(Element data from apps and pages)
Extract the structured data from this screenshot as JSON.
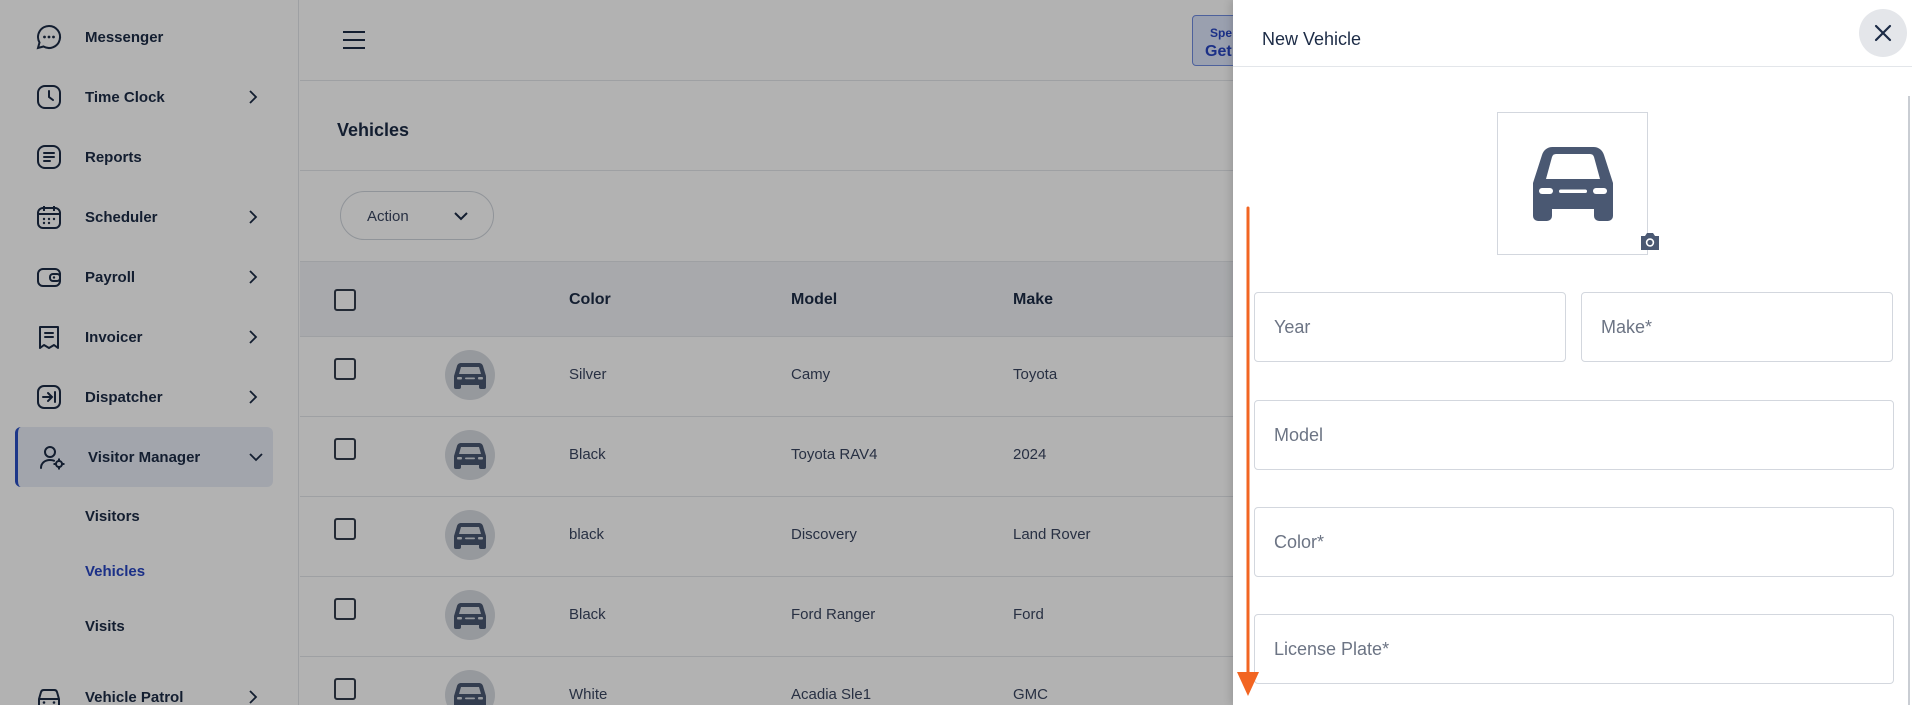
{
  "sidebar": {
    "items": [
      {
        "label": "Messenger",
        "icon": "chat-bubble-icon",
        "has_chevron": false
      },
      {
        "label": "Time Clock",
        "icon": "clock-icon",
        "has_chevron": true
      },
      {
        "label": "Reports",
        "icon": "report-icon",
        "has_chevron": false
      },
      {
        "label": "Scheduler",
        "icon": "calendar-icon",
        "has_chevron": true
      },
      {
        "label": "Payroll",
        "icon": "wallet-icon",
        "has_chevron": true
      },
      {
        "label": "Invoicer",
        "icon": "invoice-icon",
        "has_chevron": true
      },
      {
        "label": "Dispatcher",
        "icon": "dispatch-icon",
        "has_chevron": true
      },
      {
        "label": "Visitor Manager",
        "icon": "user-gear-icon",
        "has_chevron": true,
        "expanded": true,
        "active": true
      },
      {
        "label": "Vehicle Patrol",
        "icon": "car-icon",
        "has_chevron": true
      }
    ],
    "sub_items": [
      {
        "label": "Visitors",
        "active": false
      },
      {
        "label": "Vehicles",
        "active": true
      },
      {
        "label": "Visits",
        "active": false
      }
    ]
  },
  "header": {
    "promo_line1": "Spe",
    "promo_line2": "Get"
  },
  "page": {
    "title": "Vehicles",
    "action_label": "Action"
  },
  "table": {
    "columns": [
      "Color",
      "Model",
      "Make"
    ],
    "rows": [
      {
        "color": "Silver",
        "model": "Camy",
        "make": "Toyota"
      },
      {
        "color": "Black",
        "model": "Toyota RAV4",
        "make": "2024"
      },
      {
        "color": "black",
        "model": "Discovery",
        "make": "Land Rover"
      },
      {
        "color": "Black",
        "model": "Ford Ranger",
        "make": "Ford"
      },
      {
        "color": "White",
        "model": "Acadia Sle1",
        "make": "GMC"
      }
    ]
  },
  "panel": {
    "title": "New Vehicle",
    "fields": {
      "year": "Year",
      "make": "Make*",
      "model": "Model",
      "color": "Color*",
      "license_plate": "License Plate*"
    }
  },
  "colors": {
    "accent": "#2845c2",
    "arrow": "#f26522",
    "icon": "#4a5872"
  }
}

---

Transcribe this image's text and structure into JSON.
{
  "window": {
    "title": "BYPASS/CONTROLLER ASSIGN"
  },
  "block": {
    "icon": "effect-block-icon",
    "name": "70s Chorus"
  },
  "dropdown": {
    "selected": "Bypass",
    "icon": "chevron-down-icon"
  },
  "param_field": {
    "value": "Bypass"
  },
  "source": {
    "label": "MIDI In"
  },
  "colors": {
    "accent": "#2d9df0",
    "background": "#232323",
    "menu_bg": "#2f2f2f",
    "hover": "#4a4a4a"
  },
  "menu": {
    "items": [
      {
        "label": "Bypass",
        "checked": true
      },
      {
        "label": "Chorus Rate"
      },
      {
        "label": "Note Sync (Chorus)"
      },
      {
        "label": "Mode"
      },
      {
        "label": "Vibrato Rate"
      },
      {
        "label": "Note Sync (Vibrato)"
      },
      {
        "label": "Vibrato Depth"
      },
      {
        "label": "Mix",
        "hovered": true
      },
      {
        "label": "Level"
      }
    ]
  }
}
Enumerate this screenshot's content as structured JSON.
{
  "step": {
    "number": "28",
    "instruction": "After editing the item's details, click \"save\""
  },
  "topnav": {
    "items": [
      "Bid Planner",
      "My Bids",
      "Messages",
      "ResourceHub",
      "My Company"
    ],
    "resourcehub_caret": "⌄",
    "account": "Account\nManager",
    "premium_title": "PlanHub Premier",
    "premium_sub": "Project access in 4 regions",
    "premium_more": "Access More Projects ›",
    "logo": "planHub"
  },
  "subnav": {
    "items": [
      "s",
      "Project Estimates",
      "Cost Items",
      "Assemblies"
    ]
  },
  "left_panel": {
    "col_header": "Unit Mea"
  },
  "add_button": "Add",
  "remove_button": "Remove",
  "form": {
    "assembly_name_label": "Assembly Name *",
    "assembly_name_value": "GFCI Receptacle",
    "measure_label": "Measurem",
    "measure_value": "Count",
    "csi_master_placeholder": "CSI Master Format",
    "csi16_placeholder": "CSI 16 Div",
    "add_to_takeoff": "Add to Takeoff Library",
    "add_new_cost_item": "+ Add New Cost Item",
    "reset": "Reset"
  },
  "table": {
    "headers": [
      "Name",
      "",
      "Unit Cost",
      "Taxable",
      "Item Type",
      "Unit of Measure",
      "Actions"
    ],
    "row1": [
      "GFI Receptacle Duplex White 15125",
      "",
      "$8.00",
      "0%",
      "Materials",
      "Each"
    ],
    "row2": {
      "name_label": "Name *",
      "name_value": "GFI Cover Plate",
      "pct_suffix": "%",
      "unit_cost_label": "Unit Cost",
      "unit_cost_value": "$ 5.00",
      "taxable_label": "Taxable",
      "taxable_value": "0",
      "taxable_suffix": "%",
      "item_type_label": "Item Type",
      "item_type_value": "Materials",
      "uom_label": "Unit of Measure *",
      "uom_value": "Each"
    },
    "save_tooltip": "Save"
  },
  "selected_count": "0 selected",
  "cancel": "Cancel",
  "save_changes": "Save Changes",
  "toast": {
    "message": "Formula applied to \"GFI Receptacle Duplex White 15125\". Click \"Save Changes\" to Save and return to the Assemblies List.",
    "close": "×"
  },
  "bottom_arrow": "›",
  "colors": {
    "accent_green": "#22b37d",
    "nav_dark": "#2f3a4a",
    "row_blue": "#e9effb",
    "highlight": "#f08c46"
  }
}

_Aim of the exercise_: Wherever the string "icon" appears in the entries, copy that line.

_Response to this task_:
        "icon": "chat-bubble-icon",
        "icon": "clock-icon",
        "icon": "report-icon",
        "icon": "calendar-icon",
        "icon": "wallet-icon",
        "icon": "invoice-icon",
        "icon": "dispatch-icon",
        "icon": "user-gear-icon",
        "icon": "car-icon",
    "icon": "#4a5872"
    "icon": "effect-block-icon",
    "icon": "chevron-down-icon"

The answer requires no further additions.